Financial risk ties back into marketing risk. The areas of financial risk include strategic planning, business planning, financing, credit analysis, record keeping, retirement planning and estate planning to name a few. To begin managing financial risk, start by looking at the trends in your net worth statement. A Decision Tool is available to help you in analyzing your net worth statement.
Look at several years of operating profits to see what the trend looks like. How is your “working capital” changing over time and in what direction? This will help you get started looking at some of the strategic planning that every firm needs to set aside time to do. What changes are occurring in the industry and how will they impact you? Think about the changes that you may need to make to keep up with technology and similar operations to remain competitive. Information File C1-10, Iowa Farm Costs and Returns, includes data from the Iowa Farm Business Association and can serve as a bench mark to compare your financial analysis.
Another area of risk to review is legal risk. This topic ties in with various points of the other areas. Many contracts are signed without the individual obtaining any legal review of the document. In grain marketing, grain is often sold over the phone without even a signature. Misunderstandings can often be avoided down the road by having a written lease contract that has been reviewed by a legal expert, see Information File C2-01, Improving Your Farm Lease Contract. All the various insurance policies such as life, disability, long term care, medical, liability and property, should also be reviewed. Having good legal expertise is imperative when planning and executing an estate plan.For more on estate planning, visit www.extension.iastate.edu/agdm/wdbusiness.html#evaluating. Taking a little extra time now could save you time and money in the future.
The area of human risk in agriculture is often overlooked, but gaining attention with the increased use of hired labor. How would the operation be impacted if you were injured or disabled? How would the labor and management of the operation be handled? Is the rest of the family knowledgeable about the operation? Do you use hired help? Do you provide training and help in learning new skills? Are you complying with all of the legal requirements? Planning ahead can make dealing with an illness or injury much easier on the individuals and the business that is affected. Find resources on hiring and managing farm labor at: www.extension.iastate.edu/agdm/wdcostsreturns.html#labor.
I have touched on just a few of the many issues related to risk management. Many of these are tied together. Hopefully you will spend some time thinking about how these risks impact your business and what you can do to reduce your risk.
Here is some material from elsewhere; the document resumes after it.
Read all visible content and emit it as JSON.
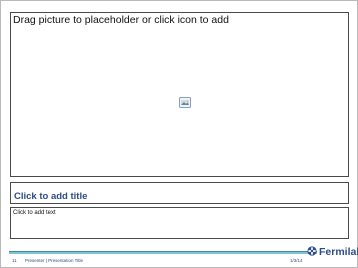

For more in-depth information visit the following websites.
Ag Decision Maker has a multitude of resources for farm and business management decisions, including current outlook, historic prices, lease information, as well as information on beginning the Estate Planning process.
Ag Risk Library at the University of Minnesota has hundreds of articles from Universities across the U.S. organized by the five risk management areas.
Agricultural Marketing Resource Center also has a lot of information on alternative crop resources and business risk management.
Kelvin Leibold, extension farm management specialist 641-648-4850, email@example.com